As preschool teachers, it’s in our nature to hold onto things. We just can’t help it, we might be able to use that for something! I know how deep this runs, I’ve been out of the classroom for almost two years now and I still have a collection of empty containers in one of the cabinets in my office – they might come in handy one day!
Collecting loose parts plays to this piece of our “hold onto that” mentality. The most difficult thing about loose parts is that you often need a fair amount of whatever item you want to use. You need enough that the children can actually do some creating with it, and enough that more than one child could work with the item at a time.
Here are some of the ways that I’ve gathered loose parts quickly and effectively;
- Go for a walk – natural materials are ideal loose parts because their supply is seemingly endless and they are usually free. I’ve been known to take the entire class on walks around the neighborhood so that we can collect pine cones, acorns, stones, twigs, and leaves. I’ve also collected natural materials from my home – the river rocks in our landscaping, soy beans from the field next to my house, if I can put it in a bag its come to my classroom!
- Ask parents for donations – you’d be amazed what parents are willing to collect for your classroom, I’ve asked for lids off of plastic jars and bottles, old CD cases – and old CDs too for that matter, nuts and bolts, ceramic tiles, and packing peanuts. Families are happy to get rid of all of these things, especially if they can be given to a good cause. They will also be curious to see what the children do with these items, which makes this a great family engagement opportunity. I also love to ask my families for help because you never know when they might have a connection, I had a parent one year who worked for a contractor and he would bring us the most incredible tiles from bathrooms and kitchen back splashes, these were all extras from jobs that were going to be thrown away.
- Find sources in your community – do you have a local business that will donate materials? Can you take items that others have dropped off at the recycling center? It never hurts to ask! A couple of communities in my area have retail stores that specifically designed for people to drop off random things (empty containers, empty spools, corks, fabric scraps, paper tubes, etc.) and then others can come in and purchase these.

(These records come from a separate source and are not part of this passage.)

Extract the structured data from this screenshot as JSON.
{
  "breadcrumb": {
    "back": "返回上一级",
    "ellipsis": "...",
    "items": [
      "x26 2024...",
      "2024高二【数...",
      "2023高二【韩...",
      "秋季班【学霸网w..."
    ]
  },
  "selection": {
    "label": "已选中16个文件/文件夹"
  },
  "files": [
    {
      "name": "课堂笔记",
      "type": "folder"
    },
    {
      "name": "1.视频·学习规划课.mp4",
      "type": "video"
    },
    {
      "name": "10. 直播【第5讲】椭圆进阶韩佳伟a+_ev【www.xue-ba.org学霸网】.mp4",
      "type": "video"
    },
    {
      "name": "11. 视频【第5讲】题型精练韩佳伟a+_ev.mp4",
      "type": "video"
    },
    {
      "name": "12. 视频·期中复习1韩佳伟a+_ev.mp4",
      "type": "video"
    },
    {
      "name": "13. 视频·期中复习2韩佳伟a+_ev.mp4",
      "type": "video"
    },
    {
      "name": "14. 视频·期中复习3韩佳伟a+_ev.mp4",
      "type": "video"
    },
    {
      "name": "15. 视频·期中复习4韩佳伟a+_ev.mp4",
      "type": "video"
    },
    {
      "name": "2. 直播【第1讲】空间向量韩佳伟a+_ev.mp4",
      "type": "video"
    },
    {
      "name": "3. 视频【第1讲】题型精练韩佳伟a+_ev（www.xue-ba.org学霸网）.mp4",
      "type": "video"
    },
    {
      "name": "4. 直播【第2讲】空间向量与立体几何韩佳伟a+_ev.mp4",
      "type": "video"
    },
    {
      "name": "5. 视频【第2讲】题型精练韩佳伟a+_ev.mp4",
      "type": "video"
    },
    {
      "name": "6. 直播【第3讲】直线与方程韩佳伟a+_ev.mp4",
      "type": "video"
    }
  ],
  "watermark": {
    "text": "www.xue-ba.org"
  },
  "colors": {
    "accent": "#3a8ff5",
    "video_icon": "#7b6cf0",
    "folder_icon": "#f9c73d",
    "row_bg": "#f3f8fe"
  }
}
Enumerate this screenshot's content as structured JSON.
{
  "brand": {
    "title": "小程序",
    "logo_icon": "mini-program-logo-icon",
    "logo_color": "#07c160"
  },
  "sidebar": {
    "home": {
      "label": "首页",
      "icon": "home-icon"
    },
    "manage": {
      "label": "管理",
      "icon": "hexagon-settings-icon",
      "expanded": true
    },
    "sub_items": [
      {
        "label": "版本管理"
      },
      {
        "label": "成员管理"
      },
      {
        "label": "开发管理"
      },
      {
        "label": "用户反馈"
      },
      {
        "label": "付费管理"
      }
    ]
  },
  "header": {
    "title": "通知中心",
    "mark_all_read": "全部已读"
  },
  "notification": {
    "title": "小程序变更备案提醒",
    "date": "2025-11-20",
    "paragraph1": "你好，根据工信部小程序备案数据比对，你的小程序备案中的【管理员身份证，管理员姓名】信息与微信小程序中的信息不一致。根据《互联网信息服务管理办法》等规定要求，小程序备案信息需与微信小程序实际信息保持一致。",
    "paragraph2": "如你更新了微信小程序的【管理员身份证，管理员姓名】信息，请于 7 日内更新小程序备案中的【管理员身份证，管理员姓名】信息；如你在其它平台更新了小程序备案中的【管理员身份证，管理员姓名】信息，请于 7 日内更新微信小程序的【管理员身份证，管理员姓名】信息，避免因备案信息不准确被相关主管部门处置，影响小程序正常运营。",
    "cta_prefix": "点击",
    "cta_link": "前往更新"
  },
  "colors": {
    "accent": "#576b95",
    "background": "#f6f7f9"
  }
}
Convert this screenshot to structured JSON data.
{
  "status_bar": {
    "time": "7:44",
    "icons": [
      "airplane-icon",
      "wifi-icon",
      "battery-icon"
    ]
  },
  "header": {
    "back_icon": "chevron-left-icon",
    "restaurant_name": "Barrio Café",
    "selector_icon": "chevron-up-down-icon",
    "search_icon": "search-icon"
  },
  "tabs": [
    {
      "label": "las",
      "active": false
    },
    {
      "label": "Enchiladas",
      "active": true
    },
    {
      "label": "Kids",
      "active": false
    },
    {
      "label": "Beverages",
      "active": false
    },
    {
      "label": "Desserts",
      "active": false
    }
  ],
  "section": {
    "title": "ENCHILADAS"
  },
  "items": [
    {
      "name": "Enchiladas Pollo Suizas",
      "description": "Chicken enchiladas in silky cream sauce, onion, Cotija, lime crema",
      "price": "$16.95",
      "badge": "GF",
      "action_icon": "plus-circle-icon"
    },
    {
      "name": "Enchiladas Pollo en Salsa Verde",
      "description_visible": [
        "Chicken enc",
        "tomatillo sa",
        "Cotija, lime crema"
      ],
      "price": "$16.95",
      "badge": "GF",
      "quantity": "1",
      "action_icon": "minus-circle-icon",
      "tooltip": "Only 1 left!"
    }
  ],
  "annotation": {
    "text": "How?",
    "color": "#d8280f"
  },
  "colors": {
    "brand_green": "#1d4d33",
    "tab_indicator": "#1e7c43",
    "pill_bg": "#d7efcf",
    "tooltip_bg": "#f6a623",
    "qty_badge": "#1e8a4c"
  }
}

Often these places will have teacher discount days so you can really stock up!
What are your favorite sources for loose parts?